• Work required:
Copy the data below exactly, but not the pictures it contains.

• Data:
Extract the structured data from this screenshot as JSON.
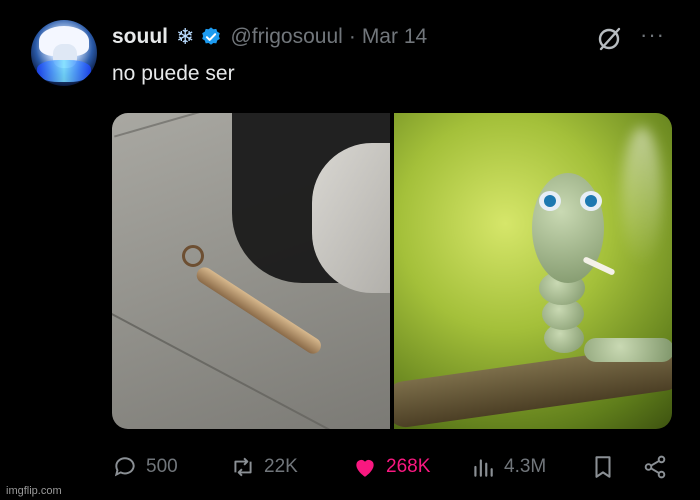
{
  "tweet": {
    "author_name": "souul",
    "name_emoji": "❄",
    "handle": "@frigosouul",
    "separator": "·",
    "date": "Mar 14",
    "text": "no puede ser",
    "more_label": "···"
  },
  "actions": {
    "replies": "500",
    "reposts": "22K",
    "likes": "268K",
    "views": "4.3M"
  },
  "colors": {
    "like_active": "#f91880",
    "verified": "#1d9bf0",
    "muted": "#71767b"
  },
  "watermark": "imgflip.com"
}
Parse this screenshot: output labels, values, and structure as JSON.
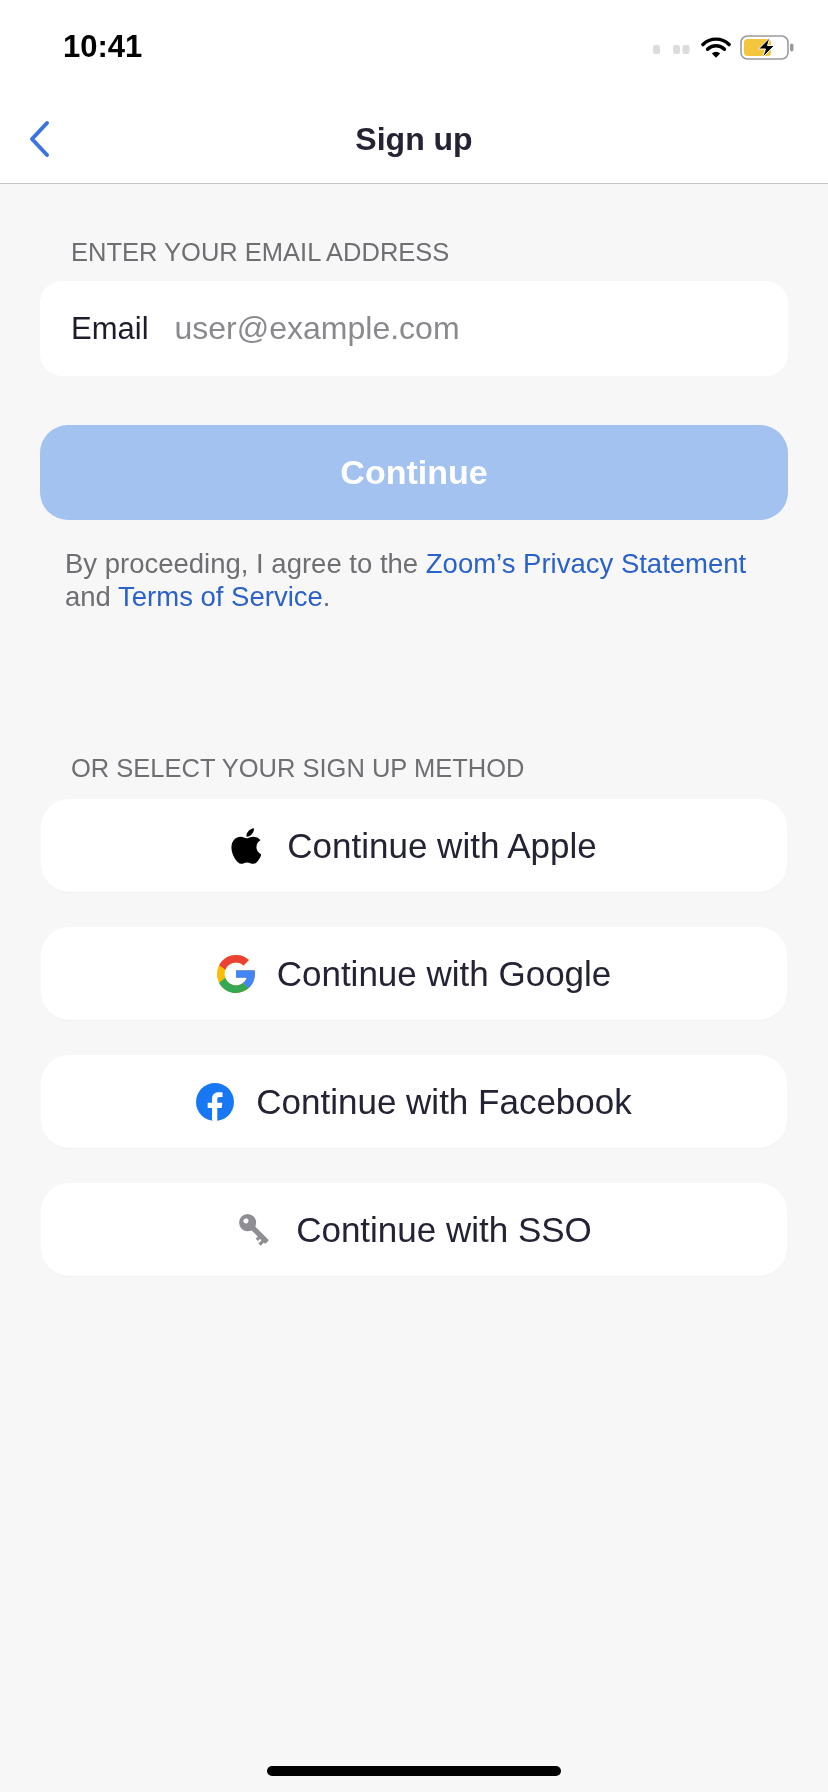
{
  "status_bar": {
    "time": "10:41"
  },
  "nav_bar": {
    "title": "Sign up"
  },
  "email_section": {
    "header": "ENTER YOUR EMAIL ADDRESS",
    "field": {
      "label": "Email",
      "placeholder": "user@example.com"
    },
    "continue_button": {
      "label": "Continue",
      "disabled": true
    },
    "disclaimer": [
      {
        "kind": "text",
        "text": "By proceeding, I agree to the "
      },
      {
        "kind": "link",
        "text": "Zoom’s Privacy Statement"
      },
      {
        "kind": "text",
        "text": " and "
      },
      {
        "kind": "link",
        "text": "Terms of Service"
      },
      {
        "kind": "text",
        "text": "."
      }
    ]
  },
  "sign_up_methods": {
    "header": "OR SELECT YOUR SIGN UP METHOD",
    "options": [
      {
        "kind": "apple",
        "label": "Continue with Apple"
      },
      {
        "kind": "google",
        "label": "Continue with Google"
      },
      {
        "kind": "facebook",
        "label": "Continue with Facebook"
      },
      {
        "kind": "sso",
        "label": "Continue with SSO"
      }
    ]
  }
}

• Task answer:
Extract the structured data from this screenshot as JSON.
{
  "tweet": {
    "author_name": "souul",
    "name_emoji": "❄",
    "handle": "@frigosouul",
    "separator": "·",
    "date": "Mar 14",
    "text": "no puede ser",
    "more_label": "···"
  },
  "actions": {
    "replies": "500",
    "reposts": "22K",
    "likes": "268K",
    "views": "4.3M"
  },
  "colors": {
    "like_active": "#f91880",
    "verified": "#1d9bf0",
    "muted": "#71767b"
  },
  "watermark": "imgflip.com"
}
Parse this screenshot: output labels, values, and structure as JSON.
{
  "status_bar": {
    "time": "10:41"
  },
  "nav_bar": {
    "title": "Sign up"
  },
  "email_section": {
    "header": "ENTER YOUR EMAIL ADDRESS",
    "field": {
      "label": "Email",
      "placeholder": "user@example.com"
    },
    "continue_button": {
      "label": "Continue",
      "disabled": true
    },
    "disclaimer": [
      {
        "kind": "text",
        "text": "By proceeding, I agree to the "
      },
      {
        "kind": "link",
        "text": "Zoom’s Privacy Statement"
      },
      {
        "kind": "text",
        "text": " and "
      },
      {
        "kind": "link",
        "text": "Terms of Service"
      },
      {
        "kind": "text",
        "text": "."
      }
    ]
  },
  "sign_up_methods": {
    "header": "OR SELECT YOUR SIGN UP METHOD",
    "options": [
      {
        "kind": "apple",
        "label": "Continue with Apple"
      },
      {
        "kind": "google",
        "label": "Continue with Google"
      },
      {
        "kind": "facebook",
        "label": "Continue with Facebook"
      },
      {
        "kind": "sso",
        "label": "Continue with SSO"
      }
    ]
  }
}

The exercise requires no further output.